### RECORDS SUPPLIED
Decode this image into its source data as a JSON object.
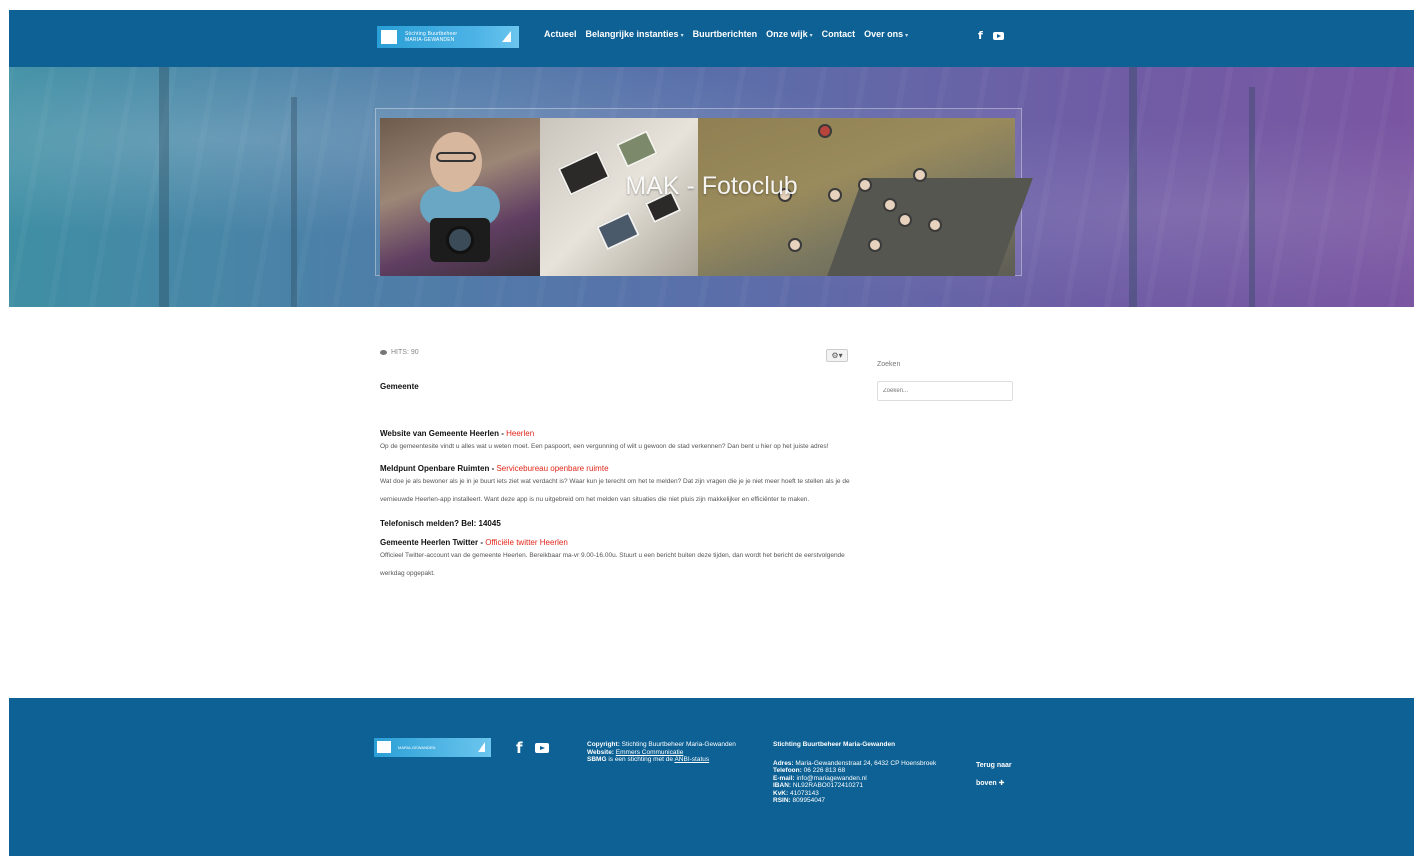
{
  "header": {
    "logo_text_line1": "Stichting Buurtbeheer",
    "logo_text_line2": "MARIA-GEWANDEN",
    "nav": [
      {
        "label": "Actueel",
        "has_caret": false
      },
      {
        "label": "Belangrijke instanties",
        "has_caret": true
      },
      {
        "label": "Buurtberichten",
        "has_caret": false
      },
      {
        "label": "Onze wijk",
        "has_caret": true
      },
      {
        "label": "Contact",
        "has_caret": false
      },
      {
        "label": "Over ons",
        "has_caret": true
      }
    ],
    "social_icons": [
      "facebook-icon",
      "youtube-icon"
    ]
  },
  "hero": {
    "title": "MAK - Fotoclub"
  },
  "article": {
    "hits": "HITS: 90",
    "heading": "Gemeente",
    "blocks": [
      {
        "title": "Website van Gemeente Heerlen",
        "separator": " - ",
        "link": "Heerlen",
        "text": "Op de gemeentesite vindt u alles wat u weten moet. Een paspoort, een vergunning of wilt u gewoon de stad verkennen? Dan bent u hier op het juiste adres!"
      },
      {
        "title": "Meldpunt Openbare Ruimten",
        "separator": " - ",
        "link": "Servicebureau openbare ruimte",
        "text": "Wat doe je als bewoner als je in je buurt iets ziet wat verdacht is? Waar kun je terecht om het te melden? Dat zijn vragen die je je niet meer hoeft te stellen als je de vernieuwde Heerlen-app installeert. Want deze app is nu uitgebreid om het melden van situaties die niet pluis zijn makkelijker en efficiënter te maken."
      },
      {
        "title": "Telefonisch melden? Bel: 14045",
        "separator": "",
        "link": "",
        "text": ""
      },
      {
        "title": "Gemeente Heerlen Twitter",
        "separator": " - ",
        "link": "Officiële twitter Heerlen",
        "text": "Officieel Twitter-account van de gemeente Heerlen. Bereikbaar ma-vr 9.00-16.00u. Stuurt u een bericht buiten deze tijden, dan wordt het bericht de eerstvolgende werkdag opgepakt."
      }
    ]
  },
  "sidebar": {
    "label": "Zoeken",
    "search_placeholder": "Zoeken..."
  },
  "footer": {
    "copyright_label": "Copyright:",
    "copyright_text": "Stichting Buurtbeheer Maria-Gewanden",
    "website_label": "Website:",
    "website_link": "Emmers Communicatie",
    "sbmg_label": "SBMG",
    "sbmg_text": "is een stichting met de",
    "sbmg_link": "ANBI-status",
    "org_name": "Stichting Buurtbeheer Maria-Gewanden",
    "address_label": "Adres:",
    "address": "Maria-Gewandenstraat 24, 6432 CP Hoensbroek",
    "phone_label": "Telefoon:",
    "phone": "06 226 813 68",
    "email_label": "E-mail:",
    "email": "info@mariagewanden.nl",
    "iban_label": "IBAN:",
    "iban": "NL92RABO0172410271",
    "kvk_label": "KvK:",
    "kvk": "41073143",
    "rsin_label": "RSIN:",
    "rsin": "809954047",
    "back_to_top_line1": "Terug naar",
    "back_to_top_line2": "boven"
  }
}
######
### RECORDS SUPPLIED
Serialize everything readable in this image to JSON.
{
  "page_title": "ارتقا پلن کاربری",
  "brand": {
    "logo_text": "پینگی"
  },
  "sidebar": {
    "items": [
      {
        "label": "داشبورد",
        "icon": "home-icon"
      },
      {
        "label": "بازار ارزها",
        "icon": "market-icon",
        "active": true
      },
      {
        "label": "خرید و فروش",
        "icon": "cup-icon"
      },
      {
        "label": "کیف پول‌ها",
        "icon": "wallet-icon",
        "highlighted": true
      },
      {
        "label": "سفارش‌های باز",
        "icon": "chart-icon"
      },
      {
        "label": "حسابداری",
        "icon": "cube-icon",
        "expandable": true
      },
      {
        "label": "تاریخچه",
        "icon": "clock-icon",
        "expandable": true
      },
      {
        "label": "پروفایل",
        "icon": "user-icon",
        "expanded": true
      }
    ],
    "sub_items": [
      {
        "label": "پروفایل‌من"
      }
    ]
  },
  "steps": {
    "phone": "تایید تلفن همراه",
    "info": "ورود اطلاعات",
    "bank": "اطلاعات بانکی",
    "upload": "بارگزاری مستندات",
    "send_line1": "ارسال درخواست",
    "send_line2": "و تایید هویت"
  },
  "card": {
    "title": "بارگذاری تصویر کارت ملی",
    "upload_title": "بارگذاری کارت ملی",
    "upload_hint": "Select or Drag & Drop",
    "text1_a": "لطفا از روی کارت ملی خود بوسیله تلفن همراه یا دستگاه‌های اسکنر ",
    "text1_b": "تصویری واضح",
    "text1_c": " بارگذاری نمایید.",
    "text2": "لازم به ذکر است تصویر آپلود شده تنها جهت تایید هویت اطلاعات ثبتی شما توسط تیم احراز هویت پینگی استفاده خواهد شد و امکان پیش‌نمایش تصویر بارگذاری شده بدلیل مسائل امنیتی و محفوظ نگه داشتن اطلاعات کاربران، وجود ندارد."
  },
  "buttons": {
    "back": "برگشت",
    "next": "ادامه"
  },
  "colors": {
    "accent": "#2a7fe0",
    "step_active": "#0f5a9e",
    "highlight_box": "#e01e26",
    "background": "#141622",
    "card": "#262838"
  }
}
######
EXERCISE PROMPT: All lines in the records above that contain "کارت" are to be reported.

OUTPUT OF THE EXERCISE:
    "title": "بارگذاری تصویر کارت ملی",
    "upload_title": "بارگذاری کارت ملی",
    "text1_a": "لطفا از روی کارت ملی خود بوسیله تلفن همراه یا دستگاه‌های اسکنر ",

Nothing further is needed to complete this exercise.